● **Work instruction**: For each record, copy the text exactly and omit any picture it holds.

:: Material shown

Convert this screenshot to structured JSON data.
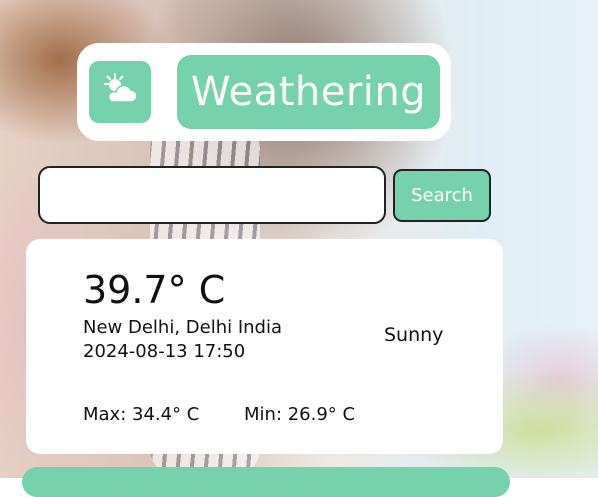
{
  "app": {
    "title": "Weathering",
    "logo_icon": "cloud-sun-icon",
    "accent_color": "#76d2ad"
  },
  "search": {
    "value": "",
    "placeholder": "",
    "button_label": "Search"
  },
  "weather": {
    "temperature": "39.7° C",
    "location": "New Delhi, Delhi India",
    "datetime": "2024-08-13 17:50",
    "condition": "Sunny",
    "max": "Max: 34.4° C",
    "min": "Min: 26.9° C"
  }
}
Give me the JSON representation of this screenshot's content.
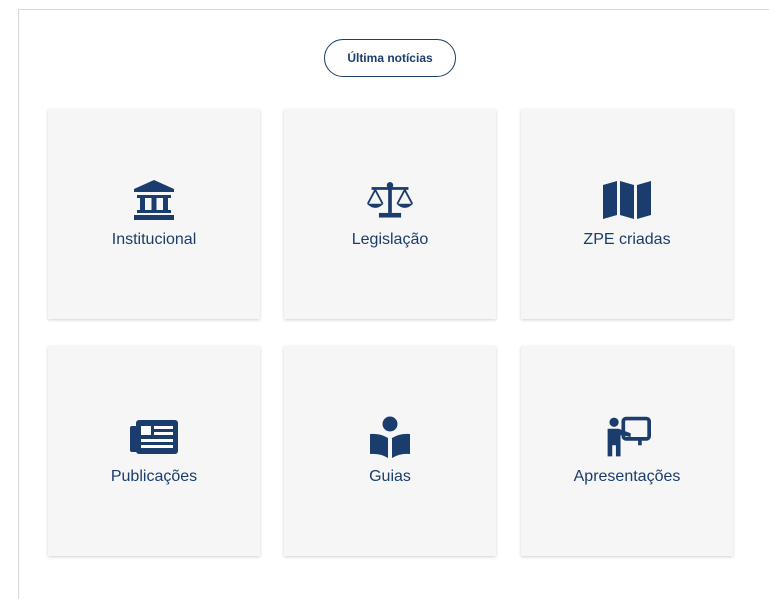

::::

● **Written answer**:
Convert this screenshot to structured JSON data.
{
  "app": {
    "title": "Weathering",
    "logo_icon": "cloud-sun-icon",
    "accent_color": "#76d2ad"
  },
  "search": {
    "value": "",
    "placeholder": "",
    "button_label": "Search"
  },
  "weather": {
    "temperature": "39.7° C",
    "location": "New Delhi, Delhi India",
    "datetime": "2024-08-13 17:50",
    "condition": "Sunny",
    "max": "Max: 34.4° C",
    "min": "Min: 26.9° C"
  }
}
Give me the JSON representation of this screenshot's content.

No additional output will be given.